— Exercise description —
Lines of the data that contain the word "Pizarra" are the ones to copy.

— Provided entries —
___

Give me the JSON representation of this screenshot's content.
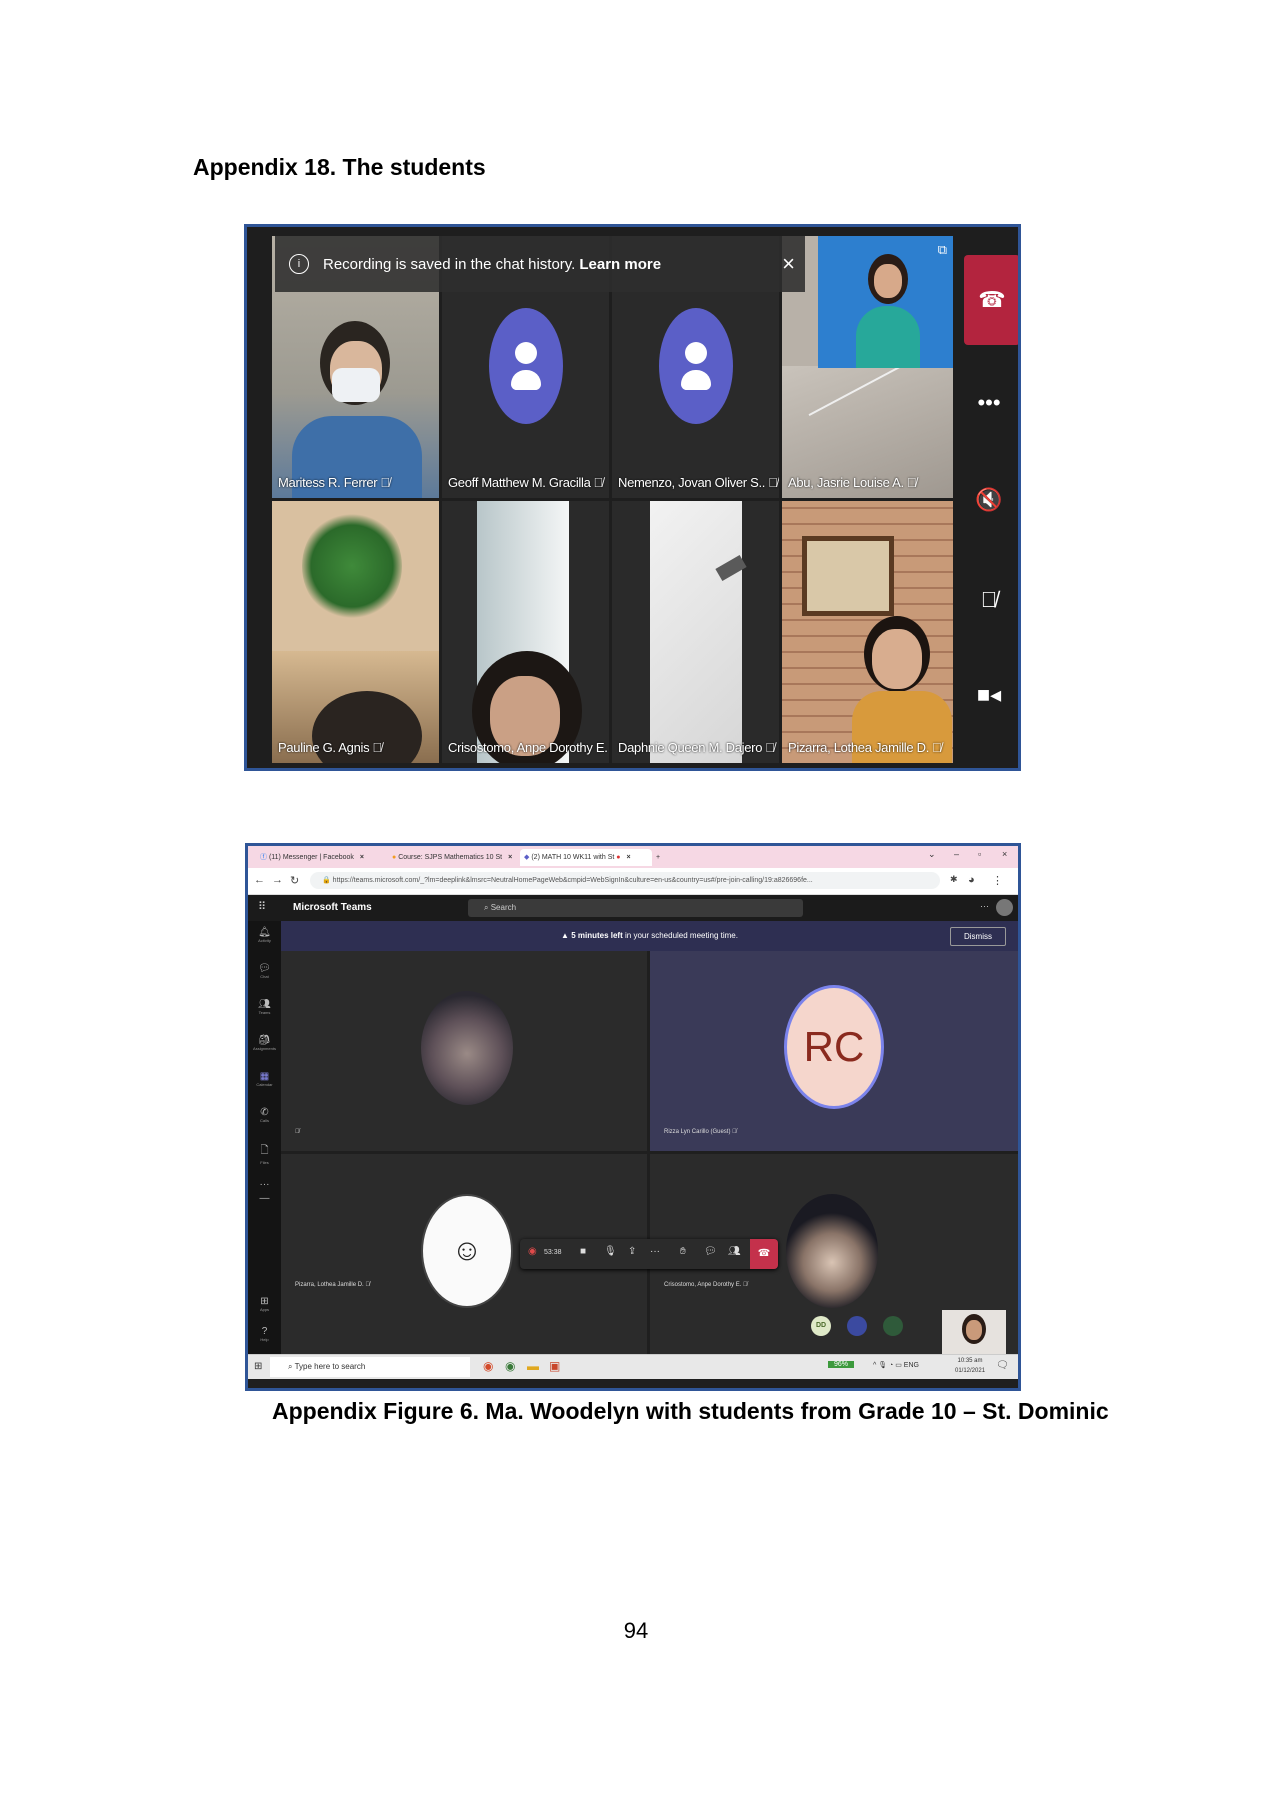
{
  "heading": "Appendix 18. The students",
  "caption": "Appendix Figure 6. Ma. Woodelyn with students from Grade 10 – St. Dominic",
  "page_number": "94",
  "screenshot1": {
    "banner_text": "Recording is saved in the chat history.",
    "banner_link": "Learn more",
    "participants": [
      "Maritess R. Ferrer",
      "Geoff Matthew M. Gracilla",
      "Nemenzo, Jovan Oliver S..",
      "Abu, Jasrie Louise A.",
      "Pauline G. Agnis",
      "Crisostomo, Anpe Dorothy E.",
      "Daphnie Queen M. Dajero",
      "Pizarra, Lothea Jamille D."
    ]
  },
  "screenshot2": {
    "tabs": [
      "(11) Messenger | Facebook",
      "Course: SJPS Mathematics 10 St",
      "(2) MATH 10 WK11 with St"
    ],
    "url": "https://teams.microsoft.com/_?lm=deeplink&lmsrc=NeutralHomePageWeb&cmpid=WebSignIn&culture=en-us&country=us#/pre-join-calling/19:a826696fe...",
    "app_name": "Microsoft Teams",
    "search_placeholder": "Search",
    "sidebar": [
      "Activity",
      "Chat",
      "Teams",
      "Assignments",
      "Calendar",
      "Calls",
      "Files",
      "Apps",
      "Help"
    ],
    "meeting_notice_bold": "5 minutes left",
    "meeting_notice": "in your scheduled meeting time.",
    "dismiss": "Dismiss",
    "tile_names": {
      "rizza": "Rizza Lyn Carillo (Guest)",
      "pizarra": "Pizarra, Lothea Jamille D.",
      "crisostomo": "Crisostomo, Anpe Dorothy E."
    },
    "rc_initials": "RC",
    "dd_initials": "DD",
    "timer": "53:38",
    "taskbar_search": "Type here to search",
    "battery": "96%",
    "lang": "ENG",
    "time": "10:35 am",
    "date": "01/12/2021"
  }
}
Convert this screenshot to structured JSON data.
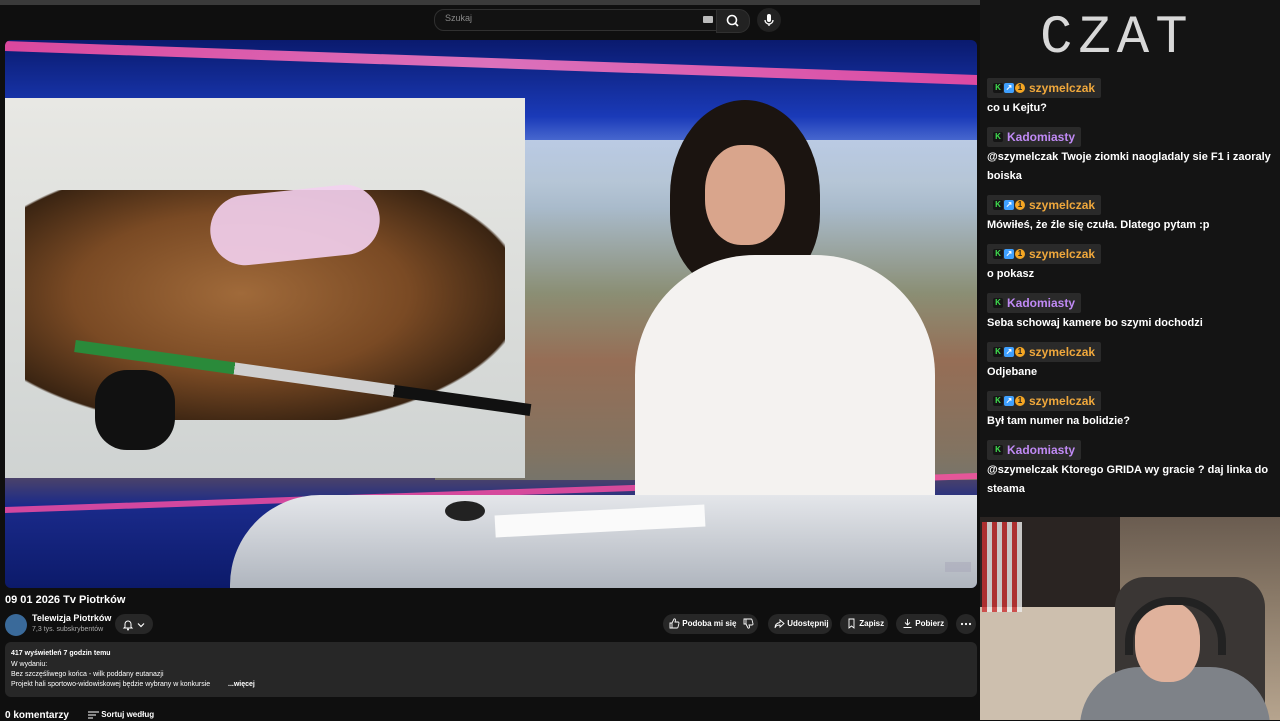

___

— Answer to the problem —
      "Pizarra, Lothea Jamille D."
      "pizarra": "Pizarra, Lothea Jamille D.",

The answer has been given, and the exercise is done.